Report how many lines below include "image", giving the figure alone.

Collected data

########################################

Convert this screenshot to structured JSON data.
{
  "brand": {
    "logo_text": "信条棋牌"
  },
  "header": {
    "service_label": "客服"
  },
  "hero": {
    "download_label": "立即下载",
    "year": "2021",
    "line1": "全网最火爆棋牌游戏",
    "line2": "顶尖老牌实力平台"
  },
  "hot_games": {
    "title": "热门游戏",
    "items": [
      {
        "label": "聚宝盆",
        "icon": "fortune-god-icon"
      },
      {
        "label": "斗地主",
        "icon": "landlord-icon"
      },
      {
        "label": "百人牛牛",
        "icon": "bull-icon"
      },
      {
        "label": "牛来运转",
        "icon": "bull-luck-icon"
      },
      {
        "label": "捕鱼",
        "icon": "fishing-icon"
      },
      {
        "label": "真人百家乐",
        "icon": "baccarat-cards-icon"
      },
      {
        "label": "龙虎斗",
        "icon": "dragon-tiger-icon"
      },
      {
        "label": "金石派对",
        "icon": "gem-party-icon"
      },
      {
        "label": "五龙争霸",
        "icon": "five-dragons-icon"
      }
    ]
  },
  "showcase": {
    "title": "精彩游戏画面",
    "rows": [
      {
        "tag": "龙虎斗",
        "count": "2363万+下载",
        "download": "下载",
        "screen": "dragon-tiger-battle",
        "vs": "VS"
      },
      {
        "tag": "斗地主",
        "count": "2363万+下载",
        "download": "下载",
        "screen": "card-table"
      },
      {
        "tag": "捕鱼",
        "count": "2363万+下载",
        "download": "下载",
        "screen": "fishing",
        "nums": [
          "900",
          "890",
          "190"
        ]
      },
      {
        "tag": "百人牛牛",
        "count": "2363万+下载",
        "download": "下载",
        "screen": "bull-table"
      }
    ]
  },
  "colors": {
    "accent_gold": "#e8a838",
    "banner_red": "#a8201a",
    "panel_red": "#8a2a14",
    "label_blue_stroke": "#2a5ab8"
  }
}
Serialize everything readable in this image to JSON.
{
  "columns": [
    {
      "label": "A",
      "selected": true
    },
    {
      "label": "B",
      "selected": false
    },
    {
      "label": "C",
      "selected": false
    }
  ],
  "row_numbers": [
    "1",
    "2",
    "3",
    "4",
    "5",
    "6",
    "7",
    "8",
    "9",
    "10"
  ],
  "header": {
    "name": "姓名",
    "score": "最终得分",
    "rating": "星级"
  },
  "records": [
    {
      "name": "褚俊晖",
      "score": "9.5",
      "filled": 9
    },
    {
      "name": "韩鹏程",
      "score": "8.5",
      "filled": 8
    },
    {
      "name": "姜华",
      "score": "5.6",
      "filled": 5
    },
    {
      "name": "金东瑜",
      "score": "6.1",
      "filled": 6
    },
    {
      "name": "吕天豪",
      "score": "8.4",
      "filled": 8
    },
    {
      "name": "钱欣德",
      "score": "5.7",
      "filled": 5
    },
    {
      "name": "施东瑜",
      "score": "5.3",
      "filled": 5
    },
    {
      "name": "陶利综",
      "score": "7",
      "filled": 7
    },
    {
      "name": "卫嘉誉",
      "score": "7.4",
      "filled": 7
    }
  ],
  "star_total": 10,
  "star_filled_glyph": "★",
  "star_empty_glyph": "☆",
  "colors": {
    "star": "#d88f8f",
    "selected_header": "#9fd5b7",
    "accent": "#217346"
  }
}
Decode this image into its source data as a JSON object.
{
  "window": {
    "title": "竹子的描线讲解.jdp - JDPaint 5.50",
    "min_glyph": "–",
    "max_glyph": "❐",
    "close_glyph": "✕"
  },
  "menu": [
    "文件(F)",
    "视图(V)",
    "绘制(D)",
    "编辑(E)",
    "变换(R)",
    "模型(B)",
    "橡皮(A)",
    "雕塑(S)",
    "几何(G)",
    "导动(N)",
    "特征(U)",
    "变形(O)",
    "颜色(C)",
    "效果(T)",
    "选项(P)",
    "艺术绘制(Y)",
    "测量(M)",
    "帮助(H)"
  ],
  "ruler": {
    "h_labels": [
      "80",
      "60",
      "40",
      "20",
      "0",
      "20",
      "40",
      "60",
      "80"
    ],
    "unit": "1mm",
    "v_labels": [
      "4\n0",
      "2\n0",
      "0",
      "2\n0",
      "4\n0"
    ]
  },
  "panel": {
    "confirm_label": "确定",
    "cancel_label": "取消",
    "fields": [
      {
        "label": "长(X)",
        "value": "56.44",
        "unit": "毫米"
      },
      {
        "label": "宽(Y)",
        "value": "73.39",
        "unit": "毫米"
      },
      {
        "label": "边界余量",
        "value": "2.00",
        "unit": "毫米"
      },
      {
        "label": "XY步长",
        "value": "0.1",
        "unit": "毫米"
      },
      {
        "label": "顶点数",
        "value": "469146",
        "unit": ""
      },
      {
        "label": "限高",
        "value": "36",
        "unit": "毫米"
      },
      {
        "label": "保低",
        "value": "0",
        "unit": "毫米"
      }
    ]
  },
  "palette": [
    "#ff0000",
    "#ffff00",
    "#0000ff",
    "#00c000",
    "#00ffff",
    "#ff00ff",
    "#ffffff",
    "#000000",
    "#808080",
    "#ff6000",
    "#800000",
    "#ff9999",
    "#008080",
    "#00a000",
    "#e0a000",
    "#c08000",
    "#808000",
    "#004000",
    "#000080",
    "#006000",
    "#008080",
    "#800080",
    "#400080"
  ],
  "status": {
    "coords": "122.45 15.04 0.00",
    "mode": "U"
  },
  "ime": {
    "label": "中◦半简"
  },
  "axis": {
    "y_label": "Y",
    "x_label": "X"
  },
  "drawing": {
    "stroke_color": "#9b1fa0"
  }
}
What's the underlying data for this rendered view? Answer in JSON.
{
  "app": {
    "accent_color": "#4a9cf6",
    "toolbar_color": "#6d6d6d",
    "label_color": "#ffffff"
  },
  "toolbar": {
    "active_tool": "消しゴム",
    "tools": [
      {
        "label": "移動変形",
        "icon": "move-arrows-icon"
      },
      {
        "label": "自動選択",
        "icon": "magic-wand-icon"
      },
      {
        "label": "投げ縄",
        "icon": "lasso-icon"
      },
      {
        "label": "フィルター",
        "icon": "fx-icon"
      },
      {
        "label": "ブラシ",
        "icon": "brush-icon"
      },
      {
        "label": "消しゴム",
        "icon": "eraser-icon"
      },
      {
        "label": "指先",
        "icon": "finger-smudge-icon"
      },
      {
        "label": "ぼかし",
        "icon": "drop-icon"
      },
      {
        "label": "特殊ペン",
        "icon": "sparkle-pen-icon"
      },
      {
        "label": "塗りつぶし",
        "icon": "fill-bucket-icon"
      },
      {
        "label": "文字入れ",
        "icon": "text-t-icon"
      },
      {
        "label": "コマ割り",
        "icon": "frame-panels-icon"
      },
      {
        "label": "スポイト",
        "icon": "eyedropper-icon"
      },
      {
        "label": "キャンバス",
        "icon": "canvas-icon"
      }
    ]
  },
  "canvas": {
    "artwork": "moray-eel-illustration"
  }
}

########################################

ANSWER – 2